never married, over forty, a little bitter


An earthquake occurs at a strategic moment in Short Cuts, relieving the building tension that permeates the relationships of the underpaid waitress, uptight cop, drunk hippies, world-weary nightclub singer, and children’s party clown whose several trajectories the film loosely describes, while in Magnolia a similar function is performed by a heavy shower of frogs falling from the sky. What ultimately unites these films, then, and marks them as a tremendously important stage in the history of Los Angeles’ cinematic image, is an effort to demonstrate that the myriad individuals who make up the region’s current population of over twelve million people can achieve meaningful interpersonal connections despite the postmodern tendency of all human interaction to seem like a series of unrelated transactions, and despite the apparent separation of each individual from the next in the city’s endless physical terrains.

–Mark Shiel, “The Southland on Screen,” in The Cambridge Companion to the Literature of Los Angeles, p. 156


Several years ago I met a man who moved to Los Angeles at the same time I did, but as opposed to me, he idled for years before looking for work. He loved living in L.A., and I am realizing it’s because he could devote all his energies to meeting people and attending activities around the city. Now that I have some time to do the same thing, I see that creating a fulfilling life here is a full-time job in and of itself.
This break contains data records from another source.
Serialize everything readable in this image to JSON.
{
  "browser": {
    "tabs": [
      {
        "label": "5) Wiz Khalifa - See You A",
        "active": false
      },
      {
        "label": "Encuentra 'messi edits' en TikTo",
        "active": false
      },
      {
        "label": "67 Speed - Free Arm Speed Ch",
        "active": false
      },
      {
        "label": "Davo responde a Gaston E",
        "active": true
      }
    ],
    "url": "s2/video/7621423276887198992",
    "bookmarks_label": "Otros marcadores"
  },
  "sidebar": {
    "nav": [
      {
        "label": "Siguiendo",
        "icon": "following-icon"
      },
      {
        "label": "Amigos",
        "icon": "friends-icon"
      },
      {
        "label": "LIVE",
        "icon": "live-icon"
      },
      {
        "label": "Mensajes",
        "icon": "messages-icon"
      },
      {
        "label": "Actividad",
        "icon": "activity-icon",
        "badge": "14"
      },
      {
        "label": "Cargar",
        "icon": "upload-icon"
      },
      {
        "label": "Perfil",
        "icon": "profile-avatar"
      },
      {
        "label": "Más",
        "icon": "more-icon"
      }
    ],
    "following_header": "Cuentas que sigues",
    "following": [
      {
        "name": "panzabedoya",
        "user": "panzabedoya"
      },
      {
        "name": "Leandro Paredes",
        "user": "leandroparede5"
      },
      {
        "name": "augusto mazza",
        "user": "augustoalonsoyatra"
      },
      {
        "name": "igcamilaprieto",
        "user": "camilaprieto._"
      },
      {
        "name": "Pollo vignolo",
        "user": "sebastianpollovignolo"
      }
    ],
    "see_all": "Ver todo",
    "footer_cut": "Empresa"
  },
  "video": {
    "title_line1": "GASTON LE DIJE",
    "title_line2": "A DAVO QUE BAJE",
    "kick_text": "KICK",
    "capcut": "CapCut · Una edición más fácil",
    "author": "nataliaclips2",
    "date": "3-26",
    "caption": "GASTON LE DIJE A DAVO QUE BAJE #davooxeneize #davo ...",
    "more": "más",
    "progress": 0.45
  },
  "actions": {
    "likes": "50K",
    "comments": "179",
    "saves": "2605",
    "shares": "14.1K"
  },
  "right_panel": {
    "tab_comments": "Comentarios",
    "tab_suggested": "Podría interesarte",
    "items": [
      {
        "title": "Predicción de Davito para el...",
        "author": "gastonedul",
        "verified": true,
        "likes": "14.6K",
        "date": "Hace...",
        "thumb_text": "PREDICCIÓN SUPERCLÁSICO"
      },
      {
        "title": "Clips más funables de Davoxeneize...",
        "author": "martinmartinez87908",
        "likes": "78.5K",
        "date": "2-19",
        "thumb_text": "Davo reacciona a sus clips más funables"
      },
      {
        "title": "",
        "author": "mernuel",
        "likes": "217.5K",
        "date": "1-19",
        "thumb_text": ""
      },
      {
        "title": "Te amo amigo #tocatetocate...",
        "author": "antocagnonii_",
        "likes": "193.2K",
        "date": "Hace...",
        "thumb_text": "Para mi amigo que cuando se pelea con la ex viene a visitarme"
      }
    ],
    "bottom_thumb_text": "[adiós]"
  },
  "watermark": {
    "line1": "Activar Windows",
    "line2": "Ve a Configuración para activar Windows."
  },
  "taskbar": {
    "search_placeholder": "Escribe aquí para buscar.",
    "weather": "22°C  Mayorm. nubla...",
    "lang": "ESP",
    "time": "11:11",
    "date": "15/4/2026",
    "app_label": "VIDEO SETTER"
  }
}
In any case, I’m having fun exploring the region before I leave– a final hurrah– and forcing myself, for the first time in my life, not to fret about what my next job will be.